(Input data Opens)

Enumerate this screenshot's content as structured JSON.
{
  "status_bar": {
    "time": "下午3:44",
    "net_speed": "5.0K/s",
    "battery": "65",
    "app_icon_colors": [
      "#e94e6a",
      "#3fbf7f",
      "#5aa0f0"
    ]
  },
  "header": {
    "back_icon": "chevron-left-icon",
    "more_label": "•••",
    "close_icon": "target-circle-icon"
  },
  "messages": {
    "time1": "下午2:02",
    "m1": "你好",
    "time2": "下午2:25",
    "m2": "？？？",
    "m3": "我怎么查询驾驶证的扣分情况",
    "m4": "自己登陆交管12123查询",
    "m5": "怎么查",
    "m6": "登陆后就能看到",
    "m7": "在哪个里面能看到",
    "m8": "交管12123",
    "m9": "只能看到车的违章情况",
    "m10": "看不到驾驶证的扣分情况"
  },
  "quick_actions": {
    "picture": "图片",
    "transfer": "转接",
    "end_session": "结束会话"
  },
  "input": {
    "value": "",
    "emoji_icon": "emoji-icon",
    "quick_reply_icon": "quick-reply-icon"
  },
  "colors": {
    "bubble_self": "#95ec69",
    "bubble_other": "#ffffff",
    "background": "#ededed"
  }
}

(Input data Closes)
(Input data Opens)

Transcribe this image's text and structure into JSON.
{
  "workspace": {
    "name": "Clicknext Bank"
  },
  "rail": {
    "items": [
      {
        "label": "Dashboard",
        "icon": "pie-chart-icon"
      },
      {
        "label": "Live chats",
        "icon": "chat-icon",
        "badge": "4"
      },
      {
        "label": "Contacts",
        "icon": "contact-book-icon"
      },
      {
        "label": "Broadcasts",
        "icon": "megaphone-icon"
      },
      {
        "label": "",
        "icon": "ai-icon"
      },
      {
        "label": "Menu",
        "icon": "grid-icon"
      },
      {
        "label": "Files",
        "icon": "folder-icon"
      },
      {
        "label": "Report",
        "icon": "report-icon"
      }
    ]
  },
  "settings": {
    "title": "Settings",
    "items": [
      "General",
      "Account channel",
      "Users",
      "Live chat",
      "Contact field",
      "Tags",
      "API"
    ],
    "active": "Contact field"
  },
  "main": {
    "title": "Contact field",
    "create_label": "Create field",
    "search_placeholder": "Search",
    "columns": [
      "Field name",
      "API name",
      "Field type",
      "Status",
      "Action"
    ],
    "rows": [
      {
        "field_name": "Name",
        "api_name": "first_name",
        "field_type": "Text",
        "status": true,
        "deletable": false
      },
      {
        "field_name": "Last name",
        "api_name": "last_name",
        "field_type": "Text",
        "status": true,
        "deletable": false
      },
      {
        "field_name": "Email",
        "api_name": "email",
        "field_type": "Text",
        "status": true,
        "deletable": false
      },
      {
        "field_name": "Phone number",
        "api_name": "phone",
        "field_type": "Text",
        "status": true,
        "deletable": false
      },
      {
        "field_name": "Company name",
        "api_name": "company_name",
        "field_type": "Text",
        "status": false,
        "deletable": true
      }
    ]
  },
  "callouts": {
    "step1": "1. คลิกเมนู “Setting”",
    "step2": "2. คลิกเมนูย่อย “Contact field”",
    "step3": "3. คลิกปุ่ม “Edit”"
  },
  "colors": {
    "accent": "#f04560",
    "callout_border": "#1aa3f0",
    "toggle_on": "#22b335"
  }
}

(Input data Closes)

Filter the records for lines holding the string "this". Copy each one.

Enumerate this screenshot's content as structured JSON.
Transcribe this image's text and structure into JSON.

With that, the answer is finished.